INSTRUCTIONS TO FOLLOW: Give only the number of lines in the data that contain the word "Will".

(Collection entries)
------------------------------------------------

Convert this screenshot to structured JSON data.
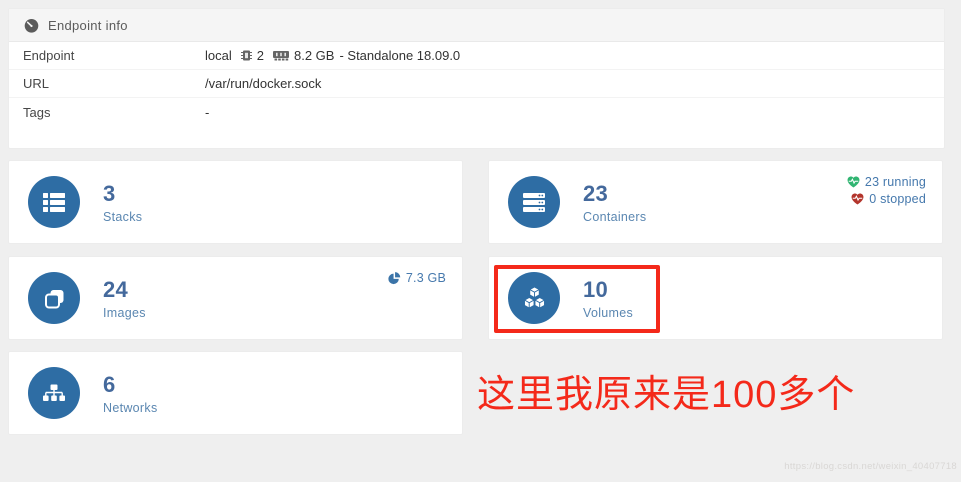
{
  "colors": {
    "accent_blue": "#2e6da4",
    "count_blue": "#44699c",
    "label_blue": "#5b87b1",
    "running_green": "#31b572",
    "stopped_red": "#b3352c",
    "annotation_red": "#f4291a",
    "page_bg": "#efefef"
  },
  "endpoint_info": {
    "title": "Endpoint info",
    "icon": "tachometer-icon",
    "rows": {
      "endpoint": {
        "label": "Endpoint",
        "name": "local",
        "cpu_icon": "microchip-icon",
        "cpu": "2",
        "memory_icon": "memory-icon",
        "memory": "8.2 GB",
        "engine": "- Standalone 18.09.0"
      },
      "url": {
        "label": "URL",
        "value": "/var/run/docker.sock"
      },
      "tags": {
        "label": "Tags",
        "value": "-"
      }
    }
  },
  "cards": {
    "stacks": {
      "count": "3",
      "label": "Stacks",
      "icon": "stacks-icon"
    },
    "containers": {
      "count": "23",
      "label": "Containers",
      "icon": "containers-icon",
      "running": "23 running",
      "running_icon": "heartbeat-green-icon",
      "stopped": "0 stopped",
      "stopped_icon": "heartbeat-red-icon"
    },
    "images": {
      "count": "24",
      "label": "Images",
      "icon": "images-icon",
      "size": "7.3 GB",
      "size_icon": "pie-chart-icon"
    },
    "volumes": {
      "count": "10",
      "label": "Volumes",
      "icon": "volumes-icon"
    },
    "networks": {
      "count": "6",
      "label": "Networks",
      "icon": "networks-icon"
    }
  },
  "annotations": {
    "highlight_box_target": "volumes-card",
    "note_text": "这里我原来是100多个"
  },
  "watermark": "https://blog.csdn.net/weixin_40407718"
}
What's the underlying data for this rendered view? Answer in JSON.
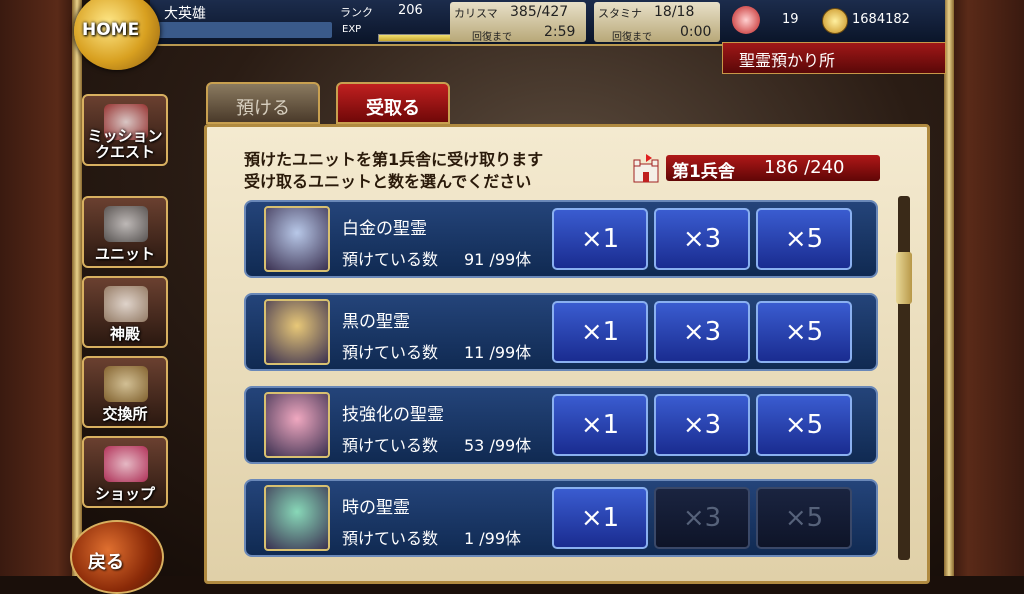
{
  "header": {
    "player_name": "大英雄",
    "rank_label": "ランク",
    "rank_value": "206",
    "exp_label": "EXP",
    "exp_progress": 0.85,
    "charisma_label": "カリスマ",
    "charisma_value": "385/427",
    "charisma_recover_label": "回復まで",
    "charisma_recover_time": "2:59",
    "stamina_label": "スタミナ",
    "stamina_value": "18/18",
    "stamina_recover_label": "回復まで",
    "stamina_recover_time": "0:00",
    "crystal_count": "19",
    "gold_count": "1684182",
    "home_label": "HOME"
  },
  "location": "聖霊預かり所",
  "side_menu": [
    {
      "label": "ミッション\nクエスト",
      "icon": "mission-icon"
    },
    {
      "label": "ユニット",
      "icon": "unit-icon"
    },
    {
      "label": "神殿",
      "icon": "temple-icon"
    },
    {
      "label": "交換所",
      "icon": "exchange-icon"
    },
    {
      "label": "ショップ",
      "icon": "shop-icon"
    }
  ],
  "back_label": "戻る",
  "tabs": {
    "deposit": "預ける",
    "receive": "受取る"
  },
  "instructions": {
    "line1": "預けたユニットを第1兵舎に受け取ります",
    "line2": "受け取るユニットと数を選んでください"
  },
  "barracks": {
    "name": "第1兵舎",
    "capacity": "186 /240"
  },
  "held_label": "預けている数",
  "quantity_buttons": [
    "×1",
    "×3",
    "×5"
  ],
  "spirits": [
    {
      "name": "白金の聖霊",
      "held": "91 /99体",
      "enabled": [
        true,
        true,
        true
      ],
      "color": "#b8c8e8"
    },
    {
      "name": "黒の聖霊",
      "held": "11 /99体",
      "enabled": [
        true,
        true,
        true
      ],
      "color": "#e8c878"
    },
    {
      "name": "技強化の聖霊",
      "held": "53 /99体",
      "enabled": [
        true,
        true,
        true
      ],
      "color": "#f0a8c0"
    },
    {
      "name": "時の聖霊",
      "held": "1 /99体",
      "enabled": [
        true,
        false,
        false
      ],
      "color": "#88d8b8"
    }
  ]
}
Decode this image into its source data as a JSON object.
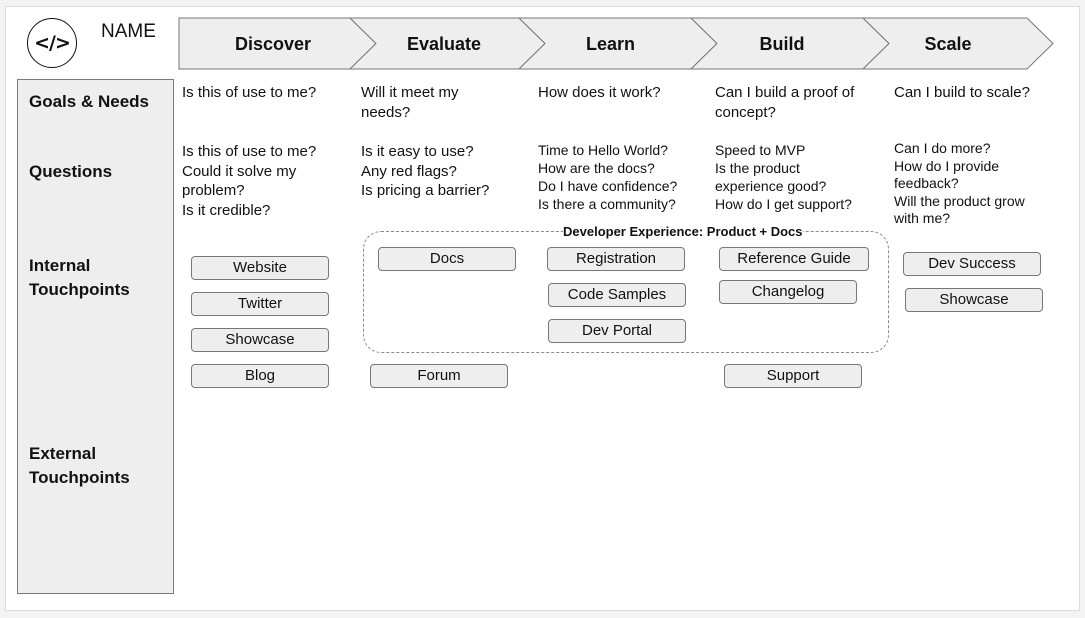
{
  "header": {
    "logo_icon": "code-brackets-icon",
    "logo_glyph": "</>",
    "name": "NAME"
  },
  "stages": [
    {
      "label": "Discover"
    },
    {
      "label": "Evaluate"
    },
    {
      "label": "Learn"
    },
    {
      "label": "Build"
    },
    {
      "label": "Scale"
    }
  ],
  "rows": {
    "goals": "Goals & Needs",
    "questions": "Questions",
    "internal": [
      "Internal",
      "Touchpoints"
    ],
    "external": [
      "External",
      "Touchpoints"
    ]
  },
  "goals": [
    [
      "Is this of use to me?"
    ],
    [
      "Will it meet my",
      "needs?"
    ],
    [
      "How does it work?"
    ],
    [
      "Can I build a proof of",
      "concept?"
    ],
    [
      "Can I build to scale?"
    ]
  ],
  "questions": [
    [
      "Is this of use to me?",
      "Could it solve my",
      "problem?",
      "Is it credible?"
    ],
    [
      "Is it easy to use?",
      "Any red flags?",
      "Is pricing a barrier?"
    ],
    [
      "Time to Hello World?",
      "How are the docs?",
      "Do I have confidence?",
      "Is there a community?"
    ],
    [
      "Speed to MVP",
      "Is the product",
      "experience good?",
      "How do I get support?"
    ],
    [
      "Can I do more?",
      "How do I provide",
      "feedback?",
      "Will the product grow",
      "with me?"
    ]
  ],
  "group": {
    "label": "Developer Experience: Product + Docs"
  },
  "touchpoints": {
    "discover": [
      "Website",
      "Twitter",
      "Showcase",
      "Blog"
    ],
    "evaluate": [
      "Docs",
      "Forum"
    ],
    "learn": [
      "Registration",
      "Code Samples",
      "Dev Portal"
    ],
    "build": [
      "Reference Guide",
      "Changelog",
      "Support"
    ],
    "scale": [
      "Dev Success",
      "Showcase"
    ]
  },
  "colors": {
    "panel_fill": "#eeeeee",
    "stroke": "#777777",
    "text": "#111111"
  }
}
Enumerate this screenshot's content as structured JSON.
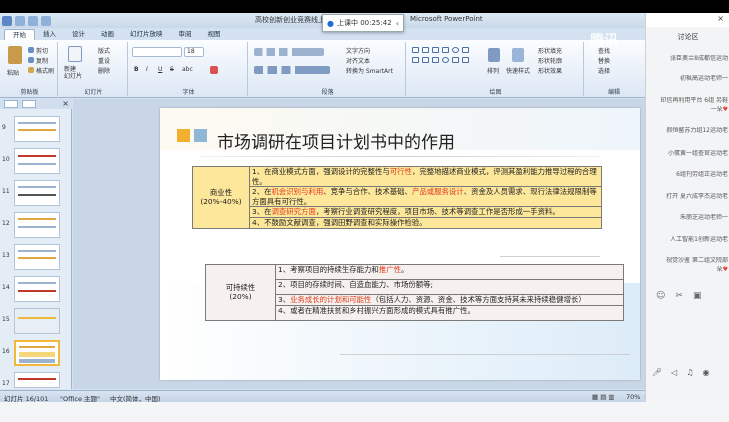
{
  "window": {
    "doc_title": "高校创新创业竞赛线上培",
    "app_name": "Microsoft PowerPoint",
    "timer": "上课中 00:25:42"
  },
  "tabs": [
    "开始",
    "插入",
    "设计",
    "动画",
    "幻灯片放映",
    "审阅",
    "视图"
  ],
  "ribbon": {
    "clipboard": {
      "paste": "粘贴",
      "cut": "剪切",
      "copy": "复制",
      "format_painter": "格式刷",
      "label": "剪贴板"
    },
    "slides": {
      "new_slide": "新建\n幻灯片",
      "layout": "版式",
      "reset": "重设",
      "delete": "删除",
      "label": "幻灯片"
    },
    "font": {
      "size": "18",
      "label": "字体",
      "bold": "B",
      "italic": "I",
      "underline": "U",
      "strike": "S",
      "shadow": "abc"
    },
    "paragraph": {
      "text_direction": "文字方向",
      "align_text": "对齐文本",
      "smartart": "转换为 SmartArt",
      "label": "段落"
    },
    "drawing": {
      "arrange": "排列",
      "quick_styles": "快速样式",
      "fill": "形状填充",
      "outline": "形状轮廓",
      "effects": "形状效果",
      "label": "绘图"
    },
    "editing": {
      "find": "查找",
      "replace": "替换",
      "select": "选择",
      "label": "编辑"
    }
  },
  "thumbnails": {
    "numbers": [
      "9",
      "10",
      "11",
      "12",
      "13",
      "14",
      "15",
      "16",
      "17"
    ],
    "selected": "16"
  },
  "slide": {
    "title": "市场调研在项目计划书中的作用",
    "table1": {
      "category_line1": "商业性",
      "category_line2": "(20%-40%)",
      "row1": {
        "a": "1、在商业模式方面，强调设计的完整性与",
        "b": "可行性",
        "c": "，完整地描述商业模式，评测其盈利能力推导过程的合理性。"
      },
      "row2": {
        "a": "2、在",
        "b": "机会识别与利用",
        "c": "、竞争与合作、技术基础、",
        "d": "产品或服务设计",
        "e": "、资金及人员需求、现行法律法规限制等方面具有可行性。"
      },
      "row3": {
        "a": "3、在",
        "b": "调查研究方面",
        "c": "，考察行业调查研究程度，项目市场、技术等调查工作是否形成一手资料。"
      },
      "row4": "4、不鼓励文献调查，强调田野调查和实际操作检验。"
    },
    "table2": {
      "category_line1": "可持续性",
      "category_line2": "(20%)",
      "row1": {
        "a": "1、考察项目的持续生存能力和",
        "b": "推广性",
        "c": "。"
      },
      "row2": "2、项目的存续时间、自造血能力、市场份额等;",
      "row3": {
        "a": "3、",
        "b": "业务成长的计划和可能性",
        "c": "（包括人力、资源、资金、技术等方面支持其未来持续稳健增长）"
      },
      "row4": "4、或者在精准扶贫和乡村振兴方面形成的模式具有推广性。"
    }
  },
  "statusbar": {
    "slide": "幻灯片 16/101",
    "theme": "\"Office 主题\"",
    "language": "中文(简体，中国)",
    "zoom": "70%"
  },
  "chat": {
    "title": "讨论区",
    "messages": [
      "张臣奥兰8成都信运动",
      "初枫高运动老师一",
      "印信再利用平台 6组 另鞋",
      "一朵",
      "郝恒鳌苏力组12运动老",
      "小蛋黄一组查官运动老",
      "6组刊劳组正运动老",
      "打开 夏六成李杰运动老",
      "朱丽芝运动老师一",
      "人工智能1创新运动老",
      "视觉沙鉴 第二组文院部",
      "朵"
    ],
    "heart_icon": "heart-icon"
  },
  "watermark": "腾讯"
}
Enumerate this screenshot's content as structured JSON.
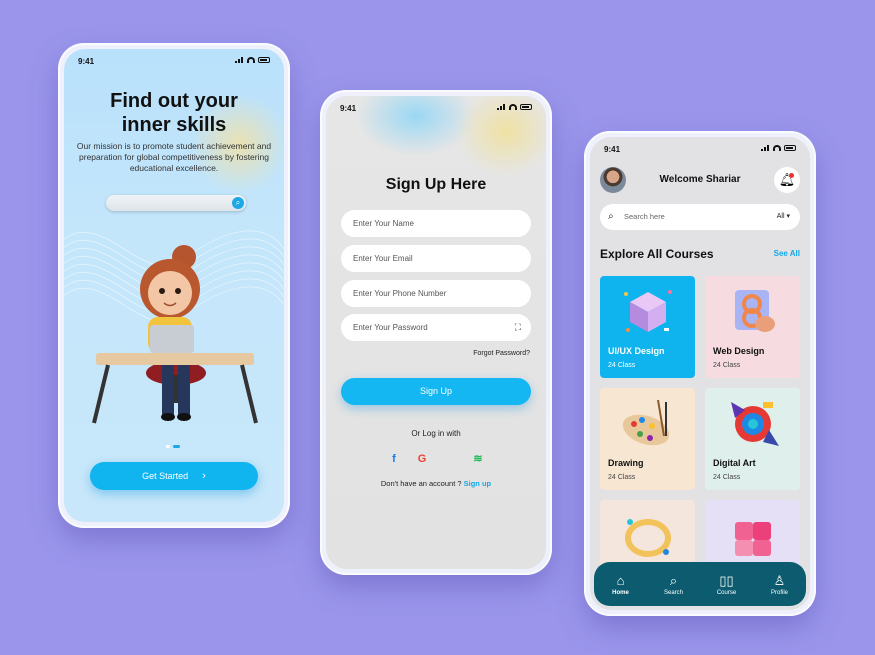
{
  "status_time": "9:41",
  "onboarding": {
    "title_line1": "Find out your",
    "title_line2": "inner skills",
    "description": "Our mission is to promote student achievement and preparation for global competitiveness by fostering educational excellence.",
    "button": "Get Started",
    "chevron": "›",
    "search_icon": "search-icon"
  },
  "signup": {
    "title": "Sign Up Here",
    "name_placeholder": "Enter Your Name",
    "email_placeholder": "Enter Your Email",
    "phone_placeholder": "Enter Your Phone Number",
    "password_placeholder": "Enter Your Password",
    "forgot": "Forgot Password?",
    "button": "Sign Up",
    "or_login": "Or Log in with",
    "no_account": "Don't have an account ?",
    "signup_link": "Sign up",
    "socials": [
      {
        "name": "facebook-icon",
        "glyph": "f",
        "color": "#1877f2"
      },
      {
        "name": "google-icon",
        "glyph": "G",
        "color": "#ea4335"
      },
      {
        "name": "apple-icon",
        "glyph": "",
        "color": "#111111"
      },
      {
        "name": "spotify-icon",
        "glyph": "≋",
        "color": "#1db954"
      }
    ]
  },
  "home": {
    "welcome": "Welcome Shariar",
    "search_placeholder": "Search here",
    "filter": "All ▾",
    "section_title": "Explore All Courses",
    "see_all": "See All",
    "courses": [
      {
        "name": "UI/UX Design",
        "count": "24 Class",
        "bg": "#0fb4ef"
      },
      {
        "name": "Web Design",
        "count": "24 Class",
        "bg": "#f6dbe0"
      },
      {
        "name": "Drawing",
        "count": "24 Class",
        "bg": "#f6e6d2"
      },
      {
        "name": "Digital Art",
        "count": "24 Class",
        "bg": "#dff0ec"
      },
      {
        "name": "",
        "count": "",
        "bg": "#f4e6dc"
      },
      {
        "name": "",
        "count": "",
        "bg": "#e6e0f6"
      }
    ],
    "nav": [
      {
        "label": "Home",
        "icon": "home-icon",
        "glyph": "⌂"
      },
      {
        "label": "Search",
        "icon": "search-icon",
        "glyph": "⌕"
      },
      {
        "label": "Course",
        "icon": "book-icon",
        "glyph": "▯▯"
      },
      {
        "label": "Profile",
        "icon": "profile-icon",
        "glyph": "♙"
      }
    ]
  }
}
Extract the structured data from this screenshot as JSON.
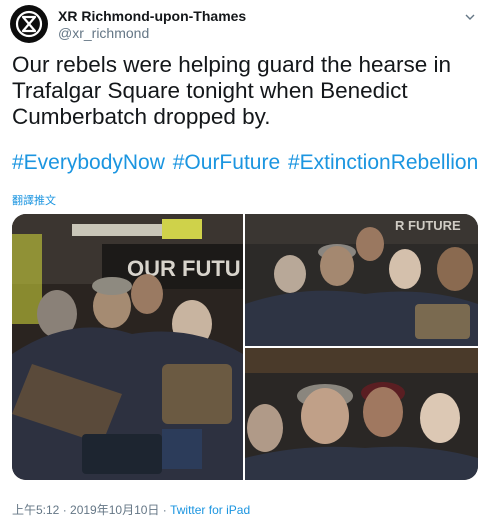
{
  "author": {
    "display_name": "XR Richmond-upon-Thames",
    "handle": "@xr_richmond",
    "avatar_icon": "extinction-symbol-icon"
  },
  "tweet": {
    "text": "Our rebels were helping guard the hearse in\nTrafalgar Square tonight when Benedict\nCumberbatch dropped by.",
    "hashtags": [
      "#EverybodyNow",
      "#OurFuture",
      "#ExtinctionRebellion"
    ],
    "translate_label": "翻譯推文"
  },
  "media": {
    "photo_count": 3,
    "banner_text_1": "OUR FUTU",
    "banner_text_2": "R FUTURE"
  },
  "footer": {
    "timestamp": "上午5:12 · 2019年10月10日",
    "separator": " · ",
    "source": "Twitter for iPad"
  },
  "colors": {
    "link": "#1b95e0",
    "secondary_text": "#657786",
    "primary_text": "#14171a"
  }
}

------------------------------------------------

EXERCISE ANSWER: 2